Quietly, Moross’ musical accompaniment starts as the Major marches into the canyon. A couple of shots later, in a beautiful setup that foregrounds the Major and places the entry into the canyon behind him near the horizon, we see a small solitary figure on horseback galloping toward the screen as the music begins to rise. It is Heston’s loyal Leech, deferentially sidling up to the Major as the music continues to rise. The same shot continues — this is all in one take — as another rider, and another, and then a whole group of them emerge from the same entryway into the canyon just as Leech did. They all slowly catch up to the Major and Leech as Moross’ rousing score hits its crescendo, the proud Major never once having turned back to look at his men. It’s an evocative sequence that captures the immensity of the setting and the characters that populate The Big Country.

This review has been slightly modified since it was first published on 6/8/2011 in Nomad Editions: Wide Screen. The video above comes via frequent commenter le0pard13.


Samuel Wilson said...

Tony, you nailed the two best scenes in a great big movie. The closest I've ever come to a big-screen showing was when I saw it in a public library. It wasn't really that big, but still a lot bigger than the average home's TV set, and the effect of the canyon scene, helped along by Moross's music, was immense. A Big Country Blu-Ray is definitely good news.

le0pard13 said...

Excellent examination of this William Wyler classic, Tony. I'm sure you know that particular sequence is among my all-time favorites. So panoramic and yet so very personal.
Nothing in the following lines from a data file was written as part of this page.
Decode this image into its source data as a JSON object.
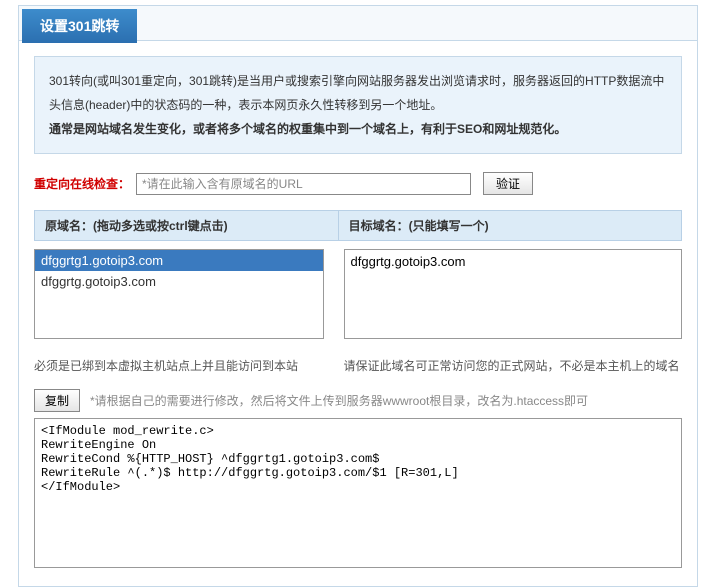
{
  "header": {
    "tab_title": "设置301跳转"
  },
  "intro": {
    "line1": "301转向(或叫301重定向，301跳转)是当用户或搜索引擎向网站服务器发出浏览请求时，服务器返回的HTTP数据流中头信息(header)中的状态码的一种，表示本网页永久性转移到另一个地址。",
    "line2": "通常是网站域名发生变化，或者将多个域名的权重集中到一个域名上，有利于SEO和网址规范化。"
  },
  "check": {
    "label": "重定向在线检查：",
    "placeholder": "*请在此输入含有原域名的URL",
    "verify_label": "验证"
  },
  "columns": {
    "source_header": "原域名：(拖动多选或按ctrl键点击)",
    "target_header": "目标域名：(只能填写一个)",
    "source_items": [
      {
        "text": "dfggrtg1.gotoip3.com",
        "selected": true
      },
      {
        "text": "dfggrtg.gotoip3.com",
        "selected": false
      }
    ],
    "target_value": "dfggrtg.gotoip3.com",
    "source_note": "必须是已绑到本虚拟主机站点上并且能访问到本站",
    "target_note": "请保证此域名可正常访问您的正式网站，不必是本主机上的域名"
  },
  "copy": {
    "button_label": "复制",
    "note": "*请根据自己的需要进行修改，然后将文件上传到服务器wwwroot根目录，改名为.htaccess即可"
  },
  "code": {
    "content": "<IfModule mod_rewrite.c>\nRewriteEngine On\nRewriteCond %{HTTP_HOST} ^dfggrtg1.gotoip3.com$\nRewriteRule ^(.*)$ http://dfggrtg.gotoip3.com/$1 [R=301,L]\n</IfModule>"
  }
}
Great look at this, my friend.

Tony Dayoub said...

Thanks to both of you for commenting.

le0pard13, thanks for allowing me to post your video.